The fruits of Research and Development, or R&D, can add years to life, and life to years. An investment in R&D is an investment in patient wellbeing. In 2011 alone, the industry invested €27.5 billion in research and development in Europe. The new research has enabled us to make progress in areas such as personalised medicines, orphan drugs and biologics – notably biologics using monoclonal antibodies, laboratory-produced molecules engineered to attach to specific defects in cancer cells. Biological drugs have been developed for such serious illnesses as cystic fibrosis and asthma. Investment in R&D also has a positive economic impact: Research initiatives nurture collaboration among diverse stakeholders, from SMEs to academia, create new jobs in Europe, and can help reverse the European “brain drain”.
European pharmaceutical companies manage the R&D process from a molecule, where it is identified as a potentially suitable medicinal product, to a medicine, where it is licensed and available for a doctor to prescribe to their patient. This can take up to 13 years and is a long, expensive and complex process, necessary to ensuring medicines meet the standards of quality, efficacy and safety.
Investment into R&D has always been essential to improving the wellbeing of patients. Without it, we would not have the treatments that help patients now – and would have no new medicines in the future. Today, investment in R&D is more imperative than ever, as scientists and researchers have conquered many of the low-hanging fruits of innovation and are tackling some of medicine’s more complex challenges: cancer, diabetes, HIV, and more.
These are complex problems requiring complex solutions. We already have seen success in the cases of personalised medicines for certain breast and skin cancers. Such personalised medicines offer unique treatments developed on the basis of a specific tumour’s molecular makeup and the patient’s normal tissue. The R&D processes required to develop such treatments are complicated, costly, and time-consuming – but the benefits are worth the investment, as we are already seeing.
Looking at the big picture, R&D in the pharmaceutical industry is moving towards open innovation, embracing increased collaboration and expertise sharing. The Innovative Medicines Initiative (IMI) is one example of this, as a public-private partnership bringing together diverse stakeholders across the EU, from patient groups to academics. Such collaborative models have spread among several EU countries, and most recently to Japan, with the establishment of the Global Health Innovative Technology Fund.

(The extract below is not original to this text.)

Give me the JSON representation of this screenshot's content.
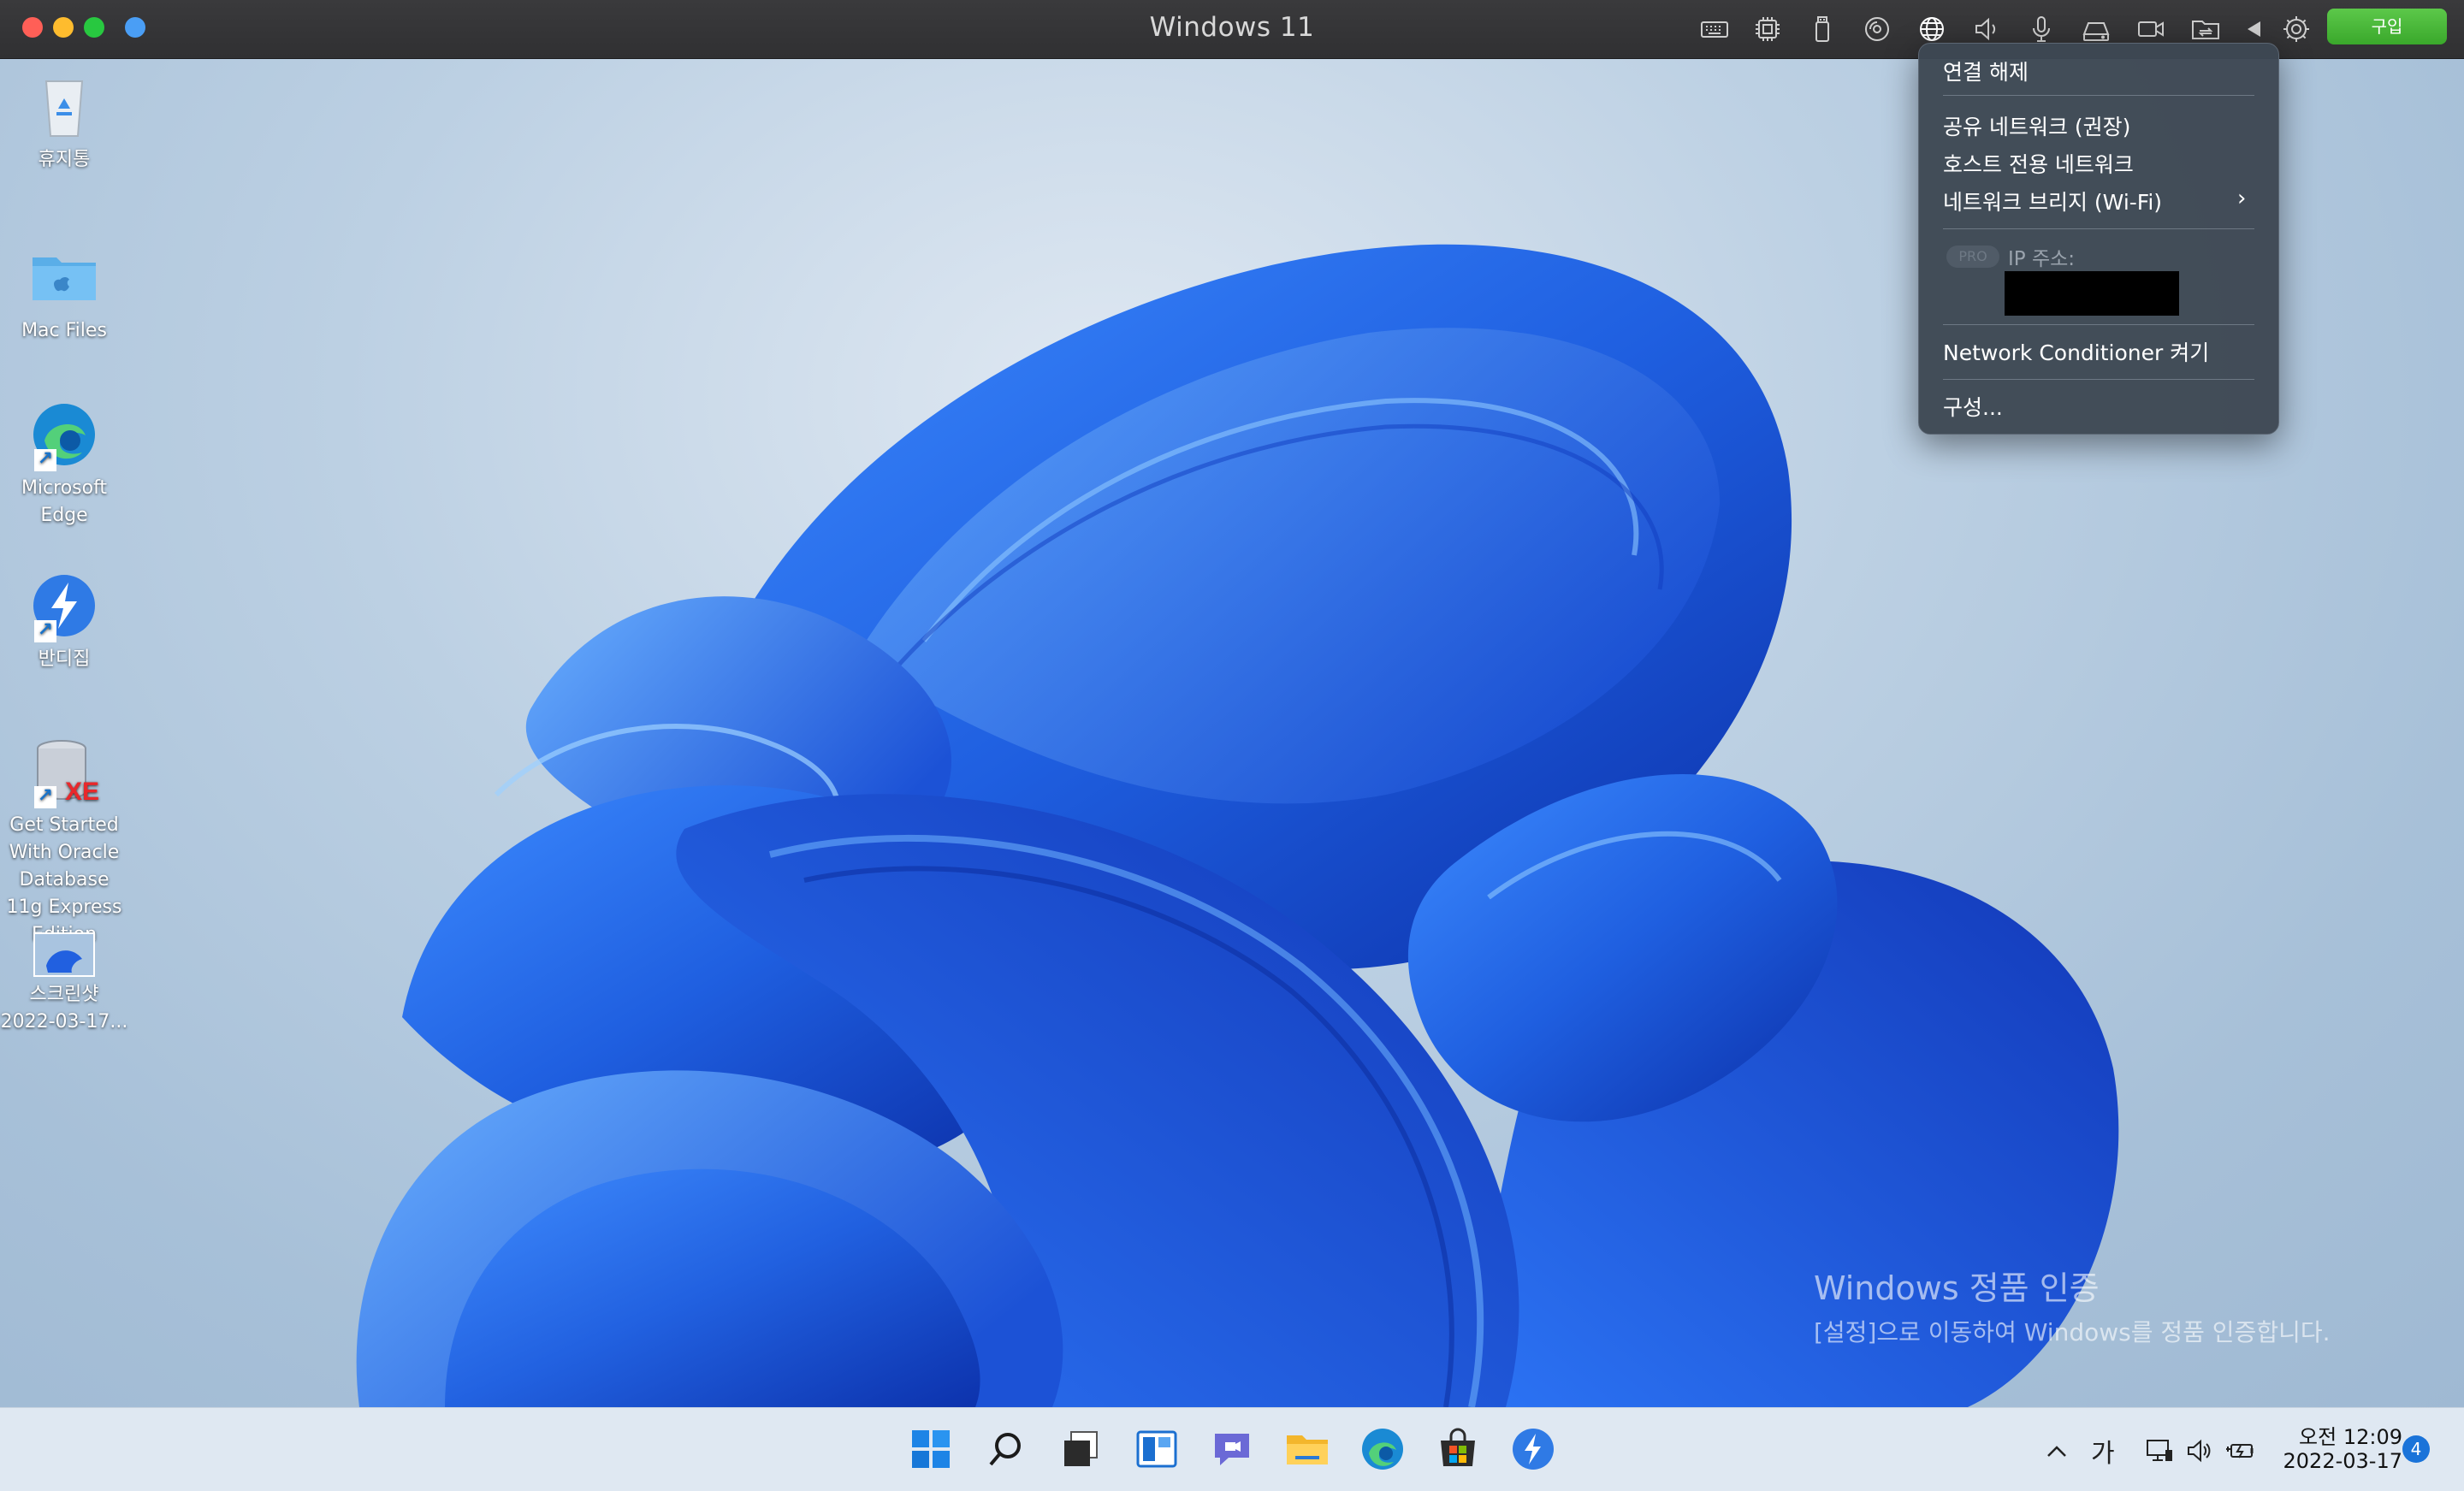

It can take up to 13 years to take a medicine from its origins as a molecule to a treatment with tangible benefits for patients. A look at the many steps needed to complete this process can help explain why it is so time-consuming.
An overview of the R&D process makes it clear just how difficult it is to develop effective new medicines that patients will benefit from. When looking at the many steps described here, also consider this:
For every 25,000 compounds that begin in a laboratory...